- _WHAT NEEDS TO BE DONE_: Look for the string "JSON" in the listing below and copy every line in which it appears.

-- Opening Marker --

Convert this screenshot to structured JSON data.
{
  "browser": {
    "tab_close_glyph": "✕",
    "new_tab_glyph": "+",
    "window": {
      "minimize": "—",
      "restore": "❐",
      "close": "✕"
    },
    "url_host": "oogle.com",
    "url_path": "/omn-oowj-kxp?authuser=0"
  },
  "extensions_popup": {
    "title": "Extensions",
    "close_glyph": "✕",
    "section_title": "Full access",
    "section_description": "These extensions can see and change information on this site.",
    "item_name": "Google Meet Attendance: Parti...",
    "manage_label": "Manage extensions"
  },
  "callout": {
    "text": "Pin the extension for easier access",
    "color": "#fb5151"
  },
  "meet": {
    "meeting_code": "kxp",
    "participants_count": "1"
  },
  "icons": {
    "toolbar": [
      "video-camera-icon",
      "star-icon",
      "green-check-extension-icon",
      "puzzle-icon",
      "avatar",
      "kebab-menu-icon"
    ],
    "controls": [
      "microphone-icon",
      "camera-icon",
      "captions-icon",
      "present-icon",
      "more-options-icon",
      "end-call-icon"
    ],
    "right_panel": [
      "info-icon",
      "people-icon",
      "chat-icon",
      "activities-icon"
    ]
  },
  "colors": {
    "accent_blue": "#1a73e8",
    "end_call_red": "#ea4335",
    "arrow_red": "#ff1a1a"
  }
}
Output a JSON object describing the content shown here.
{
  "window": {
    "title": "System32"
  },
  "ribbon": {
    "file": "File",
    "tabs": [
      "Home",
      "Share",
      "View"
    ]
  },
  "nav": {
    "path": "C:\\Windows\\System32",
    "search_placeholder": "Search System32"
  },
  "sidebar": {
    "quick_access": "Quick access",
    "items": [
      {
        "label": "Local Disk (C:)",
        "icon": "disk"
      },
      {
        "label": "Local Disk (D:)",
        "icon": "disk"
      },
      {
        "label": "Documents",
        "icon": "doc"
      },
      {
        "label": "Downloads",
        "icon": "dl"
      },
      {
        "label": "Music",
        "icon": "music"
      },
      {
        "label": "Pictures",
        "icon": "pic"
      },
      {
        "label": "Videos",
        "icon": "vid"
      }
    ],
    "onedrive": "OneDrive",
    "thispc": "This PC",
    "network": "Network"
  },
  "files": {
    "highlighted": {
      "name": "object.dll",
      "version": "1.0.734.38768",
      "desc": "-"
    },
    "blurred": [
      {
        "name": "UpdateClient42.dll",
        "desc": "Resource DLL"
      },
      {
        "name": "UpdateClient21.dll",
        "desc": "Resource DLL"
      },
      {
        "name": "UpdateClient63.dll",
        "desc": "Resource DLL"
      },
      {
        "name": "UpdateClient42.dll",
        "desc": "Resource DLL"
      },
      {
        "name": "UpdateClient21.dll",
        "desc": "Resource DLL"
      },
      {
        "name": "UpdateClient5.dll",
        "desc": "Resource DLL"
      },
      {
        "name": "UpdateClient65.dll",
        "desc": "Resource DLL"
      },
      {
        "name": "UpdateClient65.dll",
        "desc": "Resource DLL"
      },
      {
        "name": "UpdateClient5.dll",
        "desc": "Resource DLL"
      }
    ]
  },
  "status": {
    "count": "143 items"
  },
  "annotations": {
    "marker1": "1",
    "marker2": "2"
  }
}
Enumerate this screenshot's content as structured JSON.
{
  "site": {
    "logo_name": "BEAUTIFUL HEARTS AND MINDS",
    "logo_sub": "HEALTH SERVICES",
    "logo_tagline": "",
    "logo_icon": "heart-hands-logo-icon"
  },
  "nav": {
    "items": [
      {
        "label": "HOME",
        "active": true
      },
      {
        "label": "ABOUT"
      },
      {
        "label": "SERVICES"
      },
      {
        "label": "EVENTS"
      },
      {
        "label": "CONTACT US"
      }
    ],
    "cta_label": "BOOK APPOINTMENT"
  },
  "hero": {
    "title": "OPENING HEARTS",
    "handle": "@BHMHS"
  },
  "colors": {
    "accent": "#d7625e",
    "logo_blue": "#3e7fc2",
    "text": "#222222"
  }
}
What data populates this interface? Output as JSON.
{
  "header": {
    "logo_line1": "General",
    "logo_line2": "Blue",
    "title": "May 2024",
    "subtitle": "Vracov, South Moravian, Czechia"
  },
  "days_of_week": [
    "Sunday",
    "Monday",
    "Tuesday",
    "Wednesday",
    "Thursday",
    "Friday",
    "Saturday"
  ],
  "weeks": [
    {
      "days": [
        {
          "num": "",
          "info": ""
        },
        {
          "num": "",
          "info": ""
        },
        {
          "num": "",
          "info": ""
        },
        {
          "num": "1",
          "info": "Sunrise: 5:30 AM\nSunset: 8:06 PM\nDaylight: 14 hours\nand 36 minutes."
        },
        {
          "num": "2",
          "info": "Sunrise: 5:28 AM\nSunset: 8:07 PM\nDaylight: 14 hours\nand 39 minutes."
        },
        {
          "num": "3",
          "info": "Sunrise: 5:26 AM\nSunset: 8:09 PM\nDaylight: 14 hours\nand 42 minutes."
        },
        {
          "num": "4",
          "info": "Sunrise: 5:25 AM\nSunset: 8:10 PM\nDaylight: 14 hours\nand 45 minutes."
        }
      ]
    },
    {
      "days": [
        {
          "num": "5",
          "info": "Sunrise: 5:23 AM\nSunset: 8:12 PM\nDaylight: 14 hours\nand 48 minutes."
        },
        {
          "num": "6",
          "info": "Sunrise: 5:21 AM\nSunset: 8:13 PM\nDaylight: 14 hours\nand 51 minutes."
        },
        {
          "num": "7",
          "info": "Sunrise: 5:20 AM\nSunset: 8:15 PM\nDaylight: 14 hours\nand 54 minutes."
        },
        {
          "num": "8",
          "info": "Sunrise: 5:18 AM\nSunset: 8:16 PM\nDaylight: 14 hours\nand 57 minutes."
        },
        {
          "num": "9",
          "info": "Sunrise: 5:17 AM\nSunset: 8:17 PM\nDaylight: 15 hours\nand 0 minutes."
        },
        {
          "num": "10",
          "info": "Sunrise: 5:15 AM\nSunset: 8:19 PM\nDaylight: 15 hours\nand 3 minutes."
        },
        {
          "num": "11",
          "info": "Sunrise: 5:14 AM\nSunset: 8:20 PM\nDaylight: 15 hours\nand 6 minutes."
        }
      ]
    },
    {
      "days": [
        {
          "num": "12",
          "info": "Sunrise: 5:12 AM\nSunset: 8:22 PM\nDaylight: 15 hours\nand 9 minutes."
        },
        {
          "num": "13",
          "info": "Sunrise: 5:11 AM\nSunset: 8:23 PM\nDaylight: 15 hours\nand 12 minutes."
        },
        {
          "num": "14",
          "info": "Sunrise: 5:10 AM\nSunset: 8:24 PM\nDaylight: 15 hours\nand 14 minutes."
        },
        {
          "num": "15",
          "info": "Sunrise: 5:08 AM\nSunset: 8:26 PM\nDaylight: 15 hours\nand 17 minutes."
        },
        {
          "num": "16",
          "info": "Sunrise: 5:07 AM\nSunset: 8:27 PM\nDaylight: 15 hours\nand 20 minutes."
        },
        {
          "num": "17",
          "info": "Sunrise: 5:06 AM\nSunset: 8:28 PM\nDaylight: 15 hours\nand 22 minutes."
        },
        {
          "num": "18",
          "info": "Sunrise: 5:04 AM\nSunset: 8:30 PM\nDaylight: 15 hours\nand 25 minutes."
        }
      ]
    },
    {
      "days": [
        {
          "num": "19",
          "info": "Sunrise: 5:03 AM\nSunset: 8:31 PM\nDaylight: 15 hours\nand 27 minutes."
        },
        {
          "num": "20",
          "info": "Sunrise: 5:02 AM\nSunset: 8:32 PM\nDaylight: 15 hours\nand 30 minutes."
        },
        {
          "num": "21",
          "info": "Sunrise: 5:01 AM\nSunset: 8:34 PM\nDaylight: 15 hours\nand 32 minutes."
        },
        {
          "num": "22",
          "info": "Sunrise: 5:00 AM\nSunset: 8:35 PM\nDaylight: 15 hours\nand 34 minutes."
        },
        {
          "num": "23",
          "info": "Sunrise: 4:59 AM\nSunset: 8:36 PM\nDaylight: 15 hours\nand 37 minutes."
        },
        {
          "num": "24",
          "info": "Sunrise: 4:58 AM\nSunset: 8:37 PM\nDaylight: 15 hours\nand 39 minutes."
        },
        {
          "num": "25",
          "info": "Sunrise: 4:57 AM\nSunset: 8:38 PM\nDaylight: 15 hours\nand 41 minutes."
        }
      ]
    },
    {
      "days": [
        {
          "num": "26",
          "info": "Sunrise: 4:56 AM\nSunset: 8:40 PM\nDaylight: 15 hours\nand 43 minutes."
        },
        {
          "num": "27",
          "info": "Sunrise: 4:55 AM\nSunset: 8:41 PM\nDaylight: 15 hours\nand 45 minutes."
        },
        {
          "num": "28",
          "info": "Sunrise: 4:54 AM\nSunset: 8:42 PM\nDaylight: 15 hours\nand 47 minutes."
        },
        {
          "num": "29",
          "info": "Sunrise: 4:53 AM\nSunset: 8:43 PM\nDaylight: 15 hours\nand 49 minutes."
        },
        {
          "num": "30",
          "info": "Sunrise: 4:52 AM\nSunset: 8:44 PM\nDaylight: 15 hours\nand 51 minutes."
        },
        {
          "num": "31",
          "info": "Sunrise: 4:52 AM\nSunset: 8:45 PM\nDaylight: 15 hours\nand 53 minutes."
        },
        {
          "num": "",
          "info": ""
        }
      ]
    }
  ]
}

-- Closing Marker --

- _TASK ANSWER_:
Convert this screenshot to structured JSON data.
Output a JSON object describing the content shown here.
Enumerate this screenshot's content as structured JSON.
What data populates this interface? Output as JSON.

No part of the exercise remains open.